WORK INSTRUCTIONS. Which lines of the data below include the string "menu"? Return each of them.

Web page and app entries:
•••••

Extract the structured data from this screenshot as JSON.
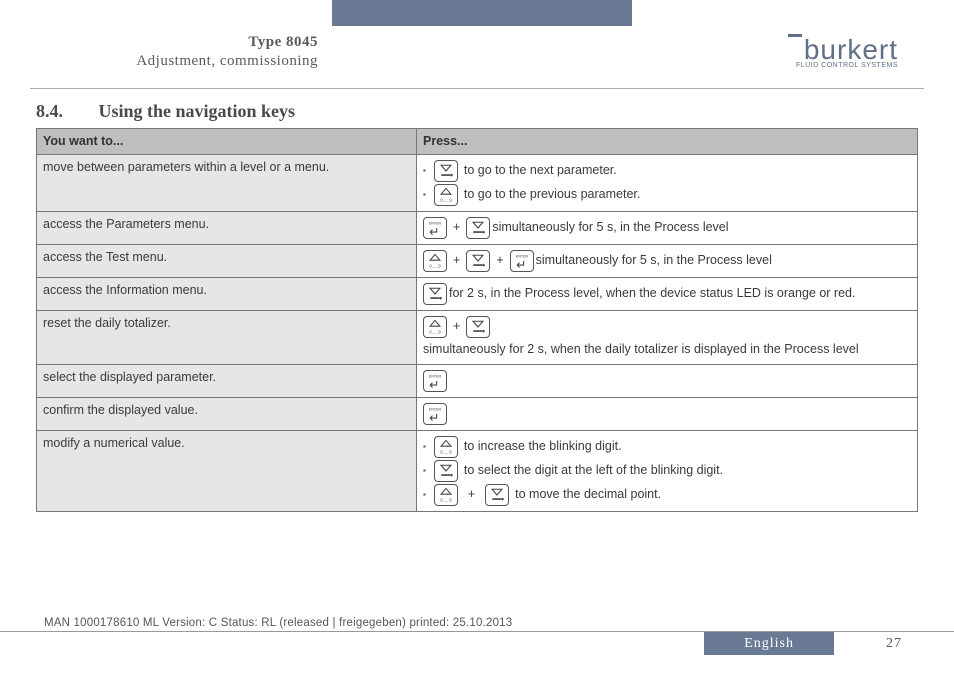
{
  "header": {
    "type": "Type 8045",
    "sub": "Adjustment, commissioning",
    "brand": "burkert",
    "brand_sub": "FLUID CONTROL SYSTEMS"
  },
  "section": {
    "num": "8.4.",
    "title": "Using the navigation keys"
  },
  "table": {
    "th_left": "You want to...",
    "th_right": "Press...",
    "rows": [
      {
        "left": "move between parameters within a level or a menu.",
        "right_bullets": [
          {
            "key": "down",
            "text": " to go to the next parameter."
          },
          {
            "key": "up",
            "text": " to go to the previous parameter."
          }
        ]
      },
      {
        "left": "access the Parameters menu.",
        "right_line": {
          "keys": [
            "enter",
            "down"
          ],
          "text": " simultaneously for 5 s, in the Process level"
        }
      },
      {
        "left": "access the Test menu.",
        "right_line": {
          "keys": [
            "up",
            "down",
            "enter"
          ],
          "text": " simultaneously for 5 s, in the Process level"
        }
      },
      {
        "left": "access the Information menu.",
        "right_line": {
          "keys": [
            "down"
          ],
          "text": " for 2 s, in the Process level, when the device status LED is orange or red."
        }
      },
      {
        "left": "reset the daily totalizer.",
        "right_line": {
          "keys": [
            "up",
            "down"
          ],
          "text": " simultaneously for 2 s, when the daily totalizer is displayed in the Process level"
        }
      },
      {
        "left": "select the displayed parameter.",
        "right_line": {
          "keys": [
            "enter"
          ],
          "text": ""
        }
      },
      {
        "left": "confirm the displayed value.",
        "right_line": {
          "keys": [
            "enter"
          ],
          "text": ""
        }
      },
      {
        "left": "modify a numerical value.",
        "right_bullets": [
          {
            "key": "up",
            "text": " to increase the blinking digit."
          },
          {
            "key": "down",
            "text": " to select the digit at the left of the blinking digit."
          },
          {
            "keys": [
              "up",
              "down"
            ],
            "text": " to move the decimal point."
          }
        ]
      }
    ]
  },
  "footer_status": "MAN 1000178610 ML Version: C Status: RL (released | freigegeben) printed: 25.10.2013",
  "lang": "English",
  "page": "27",
  "key_labels": {
    "up": "0......9",
    "down": "",
    "enter": "ENTER"
  }
}
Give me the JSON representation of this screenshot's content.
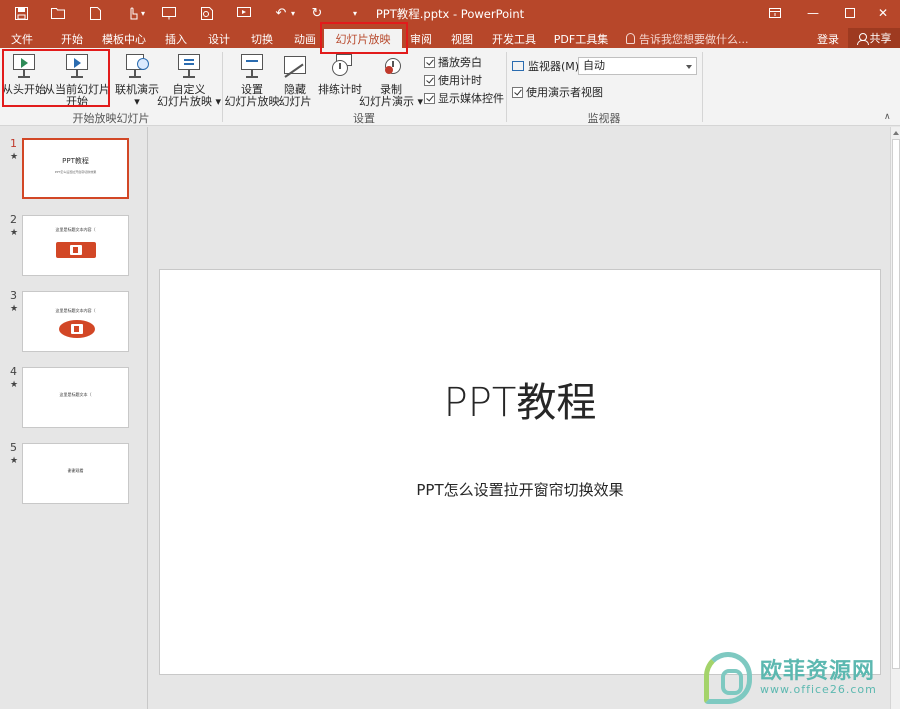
{
  "window": {
    "title": "PPT教程.pptx - PowerPoint"
  },
  "tabs": [
    {
      "label": "文件"
    },
    {
      "label": "开始"
    },
    {
      "label": "模板中心"
    },
    {
      "label": "插入"
    },
    {
      "label": "设计"
    },
    {
      "label": "切换"
    },
    {
      "label": "动画"
    },
    {
      "label": "幻灯片放映"
    },
    {
      "label": "审阅"
    },
    {
      "label": "视图"
    },
    {
      "label": "开发工具"
    },
    {
      "label": "PDF工具集"
    }
  ],
  "tell_me": {
    "placeholder": "告诉我您想要做什么..."
  },
  "account": {
    "signin": "登录",
    "share": "共享"
  },
  "ribbon": {
    "from_beginning": "从头开始",
    "from_current_1": "从当前幻灯片",
    "from_current_2": "开始",
    "online_present": "联机演示",
    "custom_1": "自定义",
    "custom_2": "幻灯片放映",
    "group_start": "开始放映幻灯片",
    "setup_1": "设置",
    "setup_2": "幻灯片放映",
    "hide_1": "隐藏",
    "hide_2": "幻灯片",
    "rehearse": "排练计时",
    "record_1": "录制",
    "record_2": "幻灯片演示",
    "play_narrations": "播放旁白",
    "use_timings": "使用计时",
    "show_media": "显示媒体控件",
    "group_setup": "设置",
    "monitor_label": "监视器(M):",
    "monitor_value": "自动",
    "presenter_view": "使用演示者视图",
    "group_monitors": "监视器"
  },
  "thumbnails": [
    {
      "num": "1",
      "star": "★",
      "title": "PPT教程",
      "sub": "PPT怎么设置拉开窗帘切换效果"
    },
    {
      "num": "2",
      "star": "★",
      "title": "这里是标题文本内容（",
      "sub": ""
    },
    {
      "num": "3",
      "star": "★",
      "title": "这里是标题文本内容（",
      "sub": ""
    },
    {
      "num": "4",
      "star": "★",
      "title": "这里是标题文本（",
      "sub": ""
    },
    {
      "num": "5",
      "star": "★",
      "title": "谢谢观看",
      "sub": ""
    }
  ],
  "slide": {
    "title": "PPT教程",
    "subtitle": "PPT怎么设置拉开窗帘切换效果"
  },
  "watermark": {
    "name": "欧菲资源网",
    "url": "www.office26.com"
  },
  "colors": {
    "accent": "#b7472a",
    "highlight": "#e21b1b"
  }
}
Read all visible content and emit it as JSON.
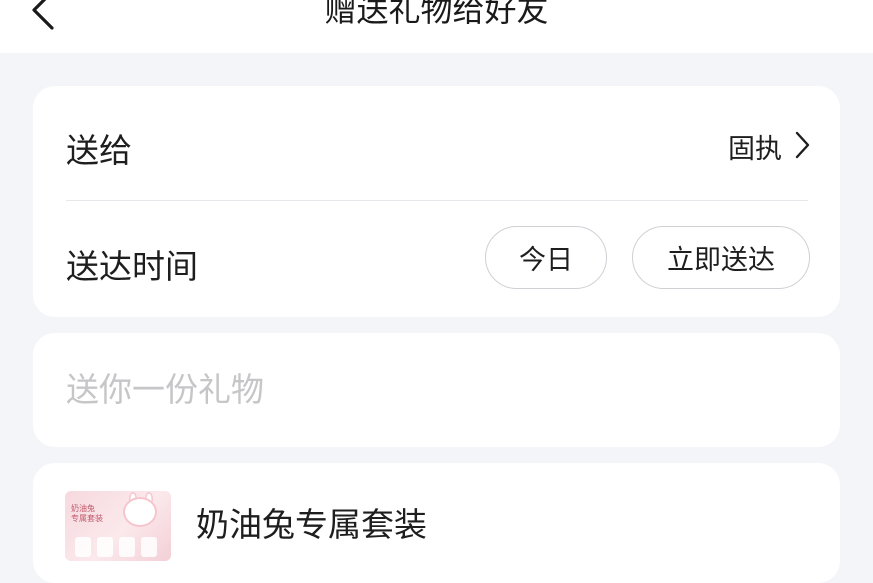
{
  "header": {
    "title": "赠送礼物给好友",
    "back_icon": "chevron-left-icon"
  },
  "recipient_card": {
    "send_to_label": "送给",
    "recipient_name": "固执",
    "recipient_chevron_icon": "chevron-right-icon",
    "delivery_time_label": "送达时间",
    "date_option": "今日",
    "timing_option": "立即送达"
  },
  "message_card": {
    "placeholder": "送你一份礼物"
  },
  "product_card": {
    "product_name": "奶油兔专属套装",
    "thumbnail_text_line1": "奶油兔",
    "thumbnail_text_line2": "专属套装"
  },
  "colors": {
    "page_background": "#f4f5f9",
    "card_background": "#ffffff",
    "pill_border": "#cfcfd4",
    "placeholder_text": "#c6c6c8"
  }
}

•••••

TASK ANSWER.
        "left": "move between parameters within a level or a menu.",
        "left": "access the Parameters menu.",
        "left": "access the Test menu.",
        "left": "access the Information menu.",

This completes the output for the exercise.